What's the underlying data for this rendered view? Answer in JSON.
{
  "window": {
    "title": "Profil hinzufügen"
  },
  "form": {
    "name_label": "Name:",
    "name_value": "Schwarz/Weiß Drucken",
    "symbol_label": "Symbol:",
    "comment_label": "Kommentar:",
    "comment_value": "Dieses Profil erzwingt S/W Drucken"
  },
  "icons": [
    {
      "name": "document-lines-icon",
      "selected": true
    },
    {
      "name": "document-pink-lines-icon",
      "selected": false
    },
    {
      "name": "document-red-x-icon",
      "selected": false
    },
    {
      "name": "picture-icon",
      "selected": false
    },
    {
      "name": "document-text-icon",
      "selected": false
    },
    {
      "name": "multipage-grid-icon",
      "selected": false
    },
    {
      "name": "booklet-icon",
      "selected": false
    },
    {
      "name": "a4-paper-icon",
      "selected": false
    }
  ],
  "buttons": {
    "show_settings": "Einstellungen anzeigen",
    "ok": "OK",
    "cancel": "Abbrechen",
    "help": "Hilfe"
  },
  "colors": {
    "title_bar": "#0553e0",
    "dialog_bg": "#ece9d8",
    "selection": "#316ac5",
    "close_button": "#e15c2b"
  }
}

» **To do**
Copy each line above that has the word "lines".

» **Answer space**
      "name": "document-lines-icon",
      "name": "document-pink-lines-icon",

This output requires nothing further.